Pat Purcell sitting on his Dad's old Indian Scout (now my bike), in front of his home in Marlo, Victoria, Australia.

I was invited in for a cuppa and we spoke for more than an hour.  Pat is an interesting character in his late 70s and still milks a hundred cows a day in what he describes as "an old fashioned dairy". He told me how he learned to ride on this bike when he was a young bloke.  He used to lean it up against a fence post, rev it up and let out the clutch.  He remembered that when his Dad bought the bike, it had a sidecar on it, but no back wheel.  As I suspected, the bike really did come out of the old house at Waygara Saw Mill (I mentioned this house earlier as a "treasure trove" where we scored heaps of Indian parts).  Pat remembers that the sidecar was put back on it when it was later sold to Peter Gribenow and George Holding.  I was very excited to hear that Pat has a photo of the bike somewhere in the house, and has made it his mission to track it down for me. 
DW 07/03/2011
My Dad passed away in May 2012 and since that time, my enjoyment of riding the indian has not been the same.  Don't get me wrong.  It is still pretty exhilerating jumping on the bike and taking it out for a spin, but the hobby was shared with Dad now things are different.  Also, if I were to find myself stranded on the side of the road, I no longer have my trusty back up man to pull up with a trailer.  It has taken some time to come to this decision but I have now listed the bike for sale and it sits in the showroom of Parker Indian in Ashwood.  http://www.parkerindian.com.au/DW101.html
Surprisingly, having finally made the decision to sell, a huge weight has lifted off my shoulders. Although I have ridden it a few times over the past year or so, it did sit for two years without being ridden and I felt tremendous guilt that it was being wasted.  There is someone out there who would treasure it like I have and take it out and ride it regularly.

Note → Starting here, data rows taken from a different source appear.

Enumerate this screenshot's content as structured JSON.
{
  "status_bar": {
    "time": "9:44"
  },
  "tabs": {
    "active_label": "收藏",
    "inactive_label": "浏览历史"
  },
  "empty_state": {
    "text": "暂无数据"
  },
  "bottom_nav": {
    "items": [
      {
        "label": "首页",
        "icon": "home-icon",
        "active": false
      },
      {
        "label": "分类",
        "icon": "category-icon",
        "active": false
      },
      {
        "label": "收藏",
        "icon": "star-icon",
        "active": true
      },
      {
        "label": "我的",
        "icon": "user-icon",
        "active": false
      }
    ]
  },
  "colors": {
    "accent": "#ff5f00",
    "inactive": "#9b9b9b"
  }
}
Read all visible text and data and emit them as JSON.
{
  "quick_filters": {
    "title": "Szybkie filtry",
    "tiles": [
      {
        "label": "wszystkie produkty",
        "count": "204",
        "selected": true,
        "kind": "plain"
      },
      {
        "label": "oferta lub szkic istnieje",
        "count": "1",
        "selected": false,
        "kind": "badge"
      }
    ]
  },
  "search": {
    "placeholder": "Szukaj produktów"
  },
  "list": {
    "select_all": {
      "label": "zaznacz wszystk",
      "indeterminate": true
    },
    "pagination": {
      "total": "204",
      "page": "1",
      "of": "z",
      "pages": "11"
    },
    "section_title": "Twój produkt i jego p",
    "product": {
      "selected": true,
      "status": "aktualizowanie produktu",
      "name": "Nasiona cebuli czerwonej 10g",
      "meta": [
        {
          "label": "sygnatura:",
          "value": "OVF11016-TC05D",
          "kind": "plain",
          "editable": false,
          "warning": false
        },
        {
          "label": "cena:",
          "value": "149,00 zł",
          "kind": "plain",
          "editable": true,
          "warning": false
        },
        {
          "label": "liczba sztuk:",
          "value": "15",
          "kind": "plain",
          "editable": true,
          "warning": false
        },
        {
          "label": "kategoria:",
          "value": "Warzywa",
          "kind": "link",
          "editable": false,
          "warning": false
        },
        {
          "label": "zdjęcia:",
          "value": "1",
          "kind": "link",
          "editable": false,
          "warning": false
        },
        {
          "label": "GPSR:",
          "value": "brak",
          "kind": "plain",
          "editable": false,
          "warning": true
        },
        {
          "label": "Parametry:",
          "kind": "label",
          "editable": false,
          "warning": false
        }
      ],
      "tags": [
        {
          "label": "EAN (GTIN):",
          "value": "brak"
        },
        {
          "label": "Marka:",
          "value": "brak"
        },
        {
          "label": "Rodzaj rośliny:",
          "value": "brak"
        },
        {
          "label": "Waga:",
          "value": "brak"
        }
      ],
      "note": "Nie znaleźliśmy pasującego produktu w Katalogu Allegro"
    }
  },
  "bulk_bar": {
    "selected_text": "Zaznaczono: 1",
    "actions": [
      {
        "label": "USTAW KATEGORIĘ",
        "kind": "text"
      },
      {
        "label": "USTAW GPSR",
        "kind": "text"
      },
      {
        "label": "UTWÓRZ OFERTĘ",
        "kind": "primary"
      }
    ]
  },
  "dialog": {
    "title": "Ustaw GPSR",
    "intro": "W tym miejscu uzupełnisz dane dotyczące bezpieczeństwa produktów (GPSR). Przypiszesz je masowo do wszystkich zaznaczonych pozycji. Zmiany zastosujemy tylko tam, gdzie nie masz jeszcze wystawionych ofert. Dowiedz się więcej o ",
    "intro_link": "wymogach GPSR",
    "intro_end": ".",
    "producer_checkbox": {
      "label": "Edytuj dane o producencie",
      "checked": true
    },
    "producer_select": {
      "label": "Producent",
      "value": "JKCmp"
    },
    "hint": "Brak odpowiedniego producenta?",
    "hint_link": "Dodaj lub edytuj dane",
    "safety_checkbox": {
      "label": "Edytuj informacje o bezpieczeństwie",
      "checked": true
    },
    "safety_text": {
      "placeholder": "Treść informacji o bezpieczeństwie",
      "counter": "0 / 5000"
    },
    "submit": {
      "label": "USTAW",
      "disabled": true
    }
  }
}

I am still passionate about my family's history with Indian Motocycles and this particular 101 Scout, and will continue to maintain this website and add any newly discovered information as it becomes becomes available.
DW 17/06/2016
OK, my Indian Scout has been sold. It took a while, and I did have some offers during that time, but Jim encouraged by to hang in there and we got the price we  wanted.  I wasn't particulary in a rush.  There is definitely an advantage if you are in a position to wait.  The new owner is in Taiwan and I hope he or she gets as much pleasure from it as we did. I would just like to say that doing business with Jim Parker was an absolute pleasure and I would recommend him to anyone with an early indian, or aspiring to own one.
I'm still enjoying motoring, but now I can take my lovely wife with me as we travel the roads in our new MX5 roadster. This will probably be the last entry on this particular page of my website unless any further history of my bike surfaces, or if the new owner wants me to add a link to their website. 
DW 05/06/2017